== Work to complete ==
Examine the records and identify each line that includes the string "tapioca". Copy those lines.

*** Excerpted records ***

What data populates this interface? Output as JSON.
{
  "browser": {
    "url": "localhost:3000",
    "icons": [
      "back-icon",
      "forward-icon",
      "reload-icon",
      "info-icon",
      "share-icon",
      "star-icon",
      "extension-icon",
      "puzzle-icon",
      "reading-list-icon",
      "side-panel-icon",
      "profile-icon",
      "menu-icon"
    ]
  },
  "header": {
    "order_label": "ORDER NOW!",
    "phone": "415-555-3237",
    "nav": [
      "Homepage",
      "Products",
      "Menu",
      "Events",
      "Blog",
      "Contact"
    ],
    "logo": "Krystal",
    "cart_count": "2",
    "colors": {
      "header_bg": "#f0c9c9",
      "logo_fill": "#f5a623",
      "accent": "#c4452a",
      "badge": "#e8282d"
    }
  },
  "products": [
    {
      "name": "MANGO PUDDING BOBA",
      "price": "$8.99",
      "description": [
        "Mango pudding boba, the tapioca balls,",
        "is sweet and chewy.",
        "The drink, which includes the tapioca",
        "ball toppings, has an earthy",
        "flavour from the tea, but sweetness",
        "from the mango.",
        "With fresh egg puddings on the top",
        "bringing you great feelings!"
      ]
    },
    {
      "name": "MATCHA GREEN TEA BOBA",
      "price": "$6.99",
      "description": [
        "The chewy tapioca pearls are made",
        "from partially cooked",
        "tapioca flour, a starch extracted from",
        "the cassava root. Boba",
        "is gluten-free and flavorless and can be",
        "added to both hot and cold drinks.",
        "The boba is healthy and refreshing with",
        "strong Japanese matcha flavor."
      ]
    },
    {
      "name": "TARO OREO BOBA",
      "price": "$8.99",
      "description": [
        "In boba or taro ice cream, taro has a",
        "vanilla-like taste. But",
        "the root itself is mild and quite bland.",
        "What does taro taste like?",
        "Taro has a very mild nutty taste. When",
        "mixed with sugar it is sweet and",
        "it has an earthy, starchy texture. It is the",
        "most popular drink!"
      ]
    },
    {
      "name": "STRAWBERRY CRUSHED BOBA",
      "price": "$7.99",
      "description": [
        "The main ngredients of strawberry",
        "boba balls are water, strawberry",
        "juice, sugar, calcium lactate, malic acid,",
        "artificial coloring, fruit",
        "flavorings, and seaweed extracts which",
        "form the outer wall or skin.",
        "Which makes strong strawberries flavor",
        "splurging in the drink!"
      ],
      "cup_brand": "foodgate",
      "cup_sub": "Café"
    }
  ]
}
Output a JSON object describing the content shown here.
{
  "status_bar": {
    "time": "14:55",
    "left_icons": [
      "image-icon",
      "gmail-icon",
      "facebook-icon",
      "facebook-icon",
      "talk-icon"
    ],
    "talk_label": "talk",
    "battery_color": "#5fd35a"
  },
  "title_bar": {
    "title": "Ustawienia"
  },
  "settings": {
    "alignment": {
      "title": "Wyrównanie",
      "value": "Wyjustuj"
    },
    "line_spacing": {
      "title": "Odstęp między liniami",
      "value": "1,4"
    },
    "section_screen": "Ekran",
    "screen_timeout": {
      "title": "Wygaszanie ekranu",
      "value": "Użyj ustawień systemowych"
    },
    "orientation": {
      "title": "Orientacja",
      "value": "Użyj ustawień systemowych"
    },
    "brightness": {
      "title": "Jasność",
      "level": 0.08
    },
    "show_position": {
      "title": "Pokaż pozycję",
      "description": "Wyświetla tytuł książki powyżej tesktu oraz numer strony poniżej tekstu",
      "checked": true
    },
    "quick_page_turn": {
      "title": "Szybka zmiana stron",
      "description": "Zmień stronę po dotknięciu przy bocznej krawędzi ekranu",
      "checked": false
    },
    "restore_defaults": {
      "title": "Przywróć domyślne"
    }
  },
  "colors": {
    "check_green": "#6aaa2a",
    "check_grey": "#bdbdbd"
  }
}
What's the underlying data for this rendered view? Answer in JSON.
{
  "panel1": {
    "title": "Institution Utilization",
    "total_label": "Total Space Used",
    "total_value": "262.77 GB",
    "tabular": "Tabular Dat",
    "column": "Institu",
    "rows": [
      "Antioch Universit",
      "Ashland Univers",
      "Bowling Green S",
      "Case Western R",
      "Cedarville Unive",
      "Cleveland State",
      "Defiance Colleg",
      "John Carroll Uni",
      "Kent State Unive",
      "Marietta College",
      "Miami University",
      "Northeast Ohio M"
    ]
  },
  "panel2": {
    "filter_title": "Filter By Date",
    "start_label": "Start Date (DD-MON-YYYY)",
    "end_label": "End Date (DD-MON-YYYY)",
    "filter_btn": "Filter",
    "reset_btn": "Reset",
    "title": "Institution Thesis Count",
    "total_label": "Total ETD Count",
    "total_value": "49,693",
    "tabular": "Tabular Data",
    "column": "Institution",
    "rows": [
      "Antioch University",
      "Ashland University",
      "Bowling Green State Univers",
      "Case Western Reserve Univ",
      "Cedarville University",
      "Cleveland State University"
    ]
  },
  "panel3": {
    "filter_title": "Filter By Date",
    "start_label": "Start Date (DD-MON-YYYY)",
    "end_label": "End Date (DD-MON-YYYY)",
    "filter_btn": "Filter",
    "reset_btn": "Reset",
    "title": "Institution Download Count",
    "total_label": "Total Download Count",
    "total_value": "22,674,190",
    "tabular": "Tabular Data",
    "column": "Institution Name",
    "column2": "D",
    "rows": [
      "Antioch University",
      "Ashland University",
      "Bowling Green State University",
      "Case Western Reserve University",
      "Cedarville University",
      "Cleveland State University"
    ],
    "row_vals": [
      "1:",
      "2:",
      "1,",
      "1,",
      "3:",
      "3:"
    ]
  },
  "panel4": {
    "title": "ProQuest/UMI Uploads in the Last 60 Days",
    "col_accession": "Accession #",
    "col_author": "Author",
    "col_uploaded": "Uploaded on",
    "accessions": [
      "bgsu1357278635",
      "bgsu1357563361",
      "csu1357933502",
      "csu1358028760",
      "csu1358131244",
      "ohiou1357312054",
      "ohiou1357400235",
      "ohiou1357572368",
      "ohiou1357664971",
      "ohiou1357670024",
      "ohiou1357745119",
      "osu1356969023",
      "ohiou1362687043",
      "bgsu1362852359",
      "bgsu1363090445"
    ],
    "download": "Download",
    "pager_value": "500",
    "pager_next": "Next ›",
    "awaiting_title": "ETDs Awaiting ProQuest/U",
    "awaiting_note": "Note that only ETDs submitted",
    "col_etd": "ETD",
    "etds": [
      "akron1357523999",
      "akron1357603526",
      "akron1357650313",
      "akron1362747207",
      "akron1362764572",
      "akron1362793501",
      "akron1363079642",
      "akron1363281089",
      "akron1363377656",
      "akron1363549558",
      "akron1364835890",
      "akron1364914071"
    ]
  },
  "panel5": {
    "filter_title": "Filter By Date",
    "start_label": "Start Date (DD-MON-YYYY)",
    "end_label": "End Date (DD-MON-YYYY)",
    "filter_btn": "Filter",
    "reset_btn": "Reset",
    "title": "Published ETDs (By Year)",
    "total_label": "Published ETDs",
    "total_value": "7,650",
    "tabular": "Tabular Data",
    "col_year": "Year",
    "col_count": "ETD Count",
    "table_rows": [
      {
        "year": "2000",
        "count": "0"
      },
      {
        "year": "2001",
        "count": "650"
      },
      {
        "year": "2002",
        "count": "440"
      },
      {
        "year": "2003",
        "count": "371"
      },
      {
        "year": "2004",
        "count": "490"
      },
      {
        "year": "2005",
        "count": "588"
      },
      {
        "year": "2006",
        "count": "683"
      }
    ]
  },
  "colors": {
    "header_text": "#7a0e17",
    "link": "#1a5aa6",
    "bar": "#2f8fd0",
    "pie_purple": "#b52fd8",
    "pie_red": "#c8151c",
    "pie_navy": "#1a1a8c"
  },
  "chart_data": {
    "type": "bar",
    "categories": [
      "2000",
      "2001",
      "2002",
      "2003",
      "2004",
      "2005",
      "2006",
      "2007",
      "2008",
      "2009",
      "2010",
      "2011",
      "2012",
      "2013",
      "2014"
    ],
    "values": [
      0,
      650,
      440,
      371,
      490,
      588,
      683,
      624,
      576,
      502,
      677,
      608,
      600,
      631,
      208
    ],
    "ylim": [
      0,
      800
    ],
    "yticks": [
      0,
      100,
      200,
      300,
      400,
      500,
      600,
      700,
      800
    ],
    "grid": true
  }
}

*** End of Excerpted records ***

== Task answer ==
        "Mango pudding boba, the tapioca balls,",
        "The drink, which includes the tapioca",
        "The chewy tapioca pearls are made",
        "tapioca flour, a starch extracted from",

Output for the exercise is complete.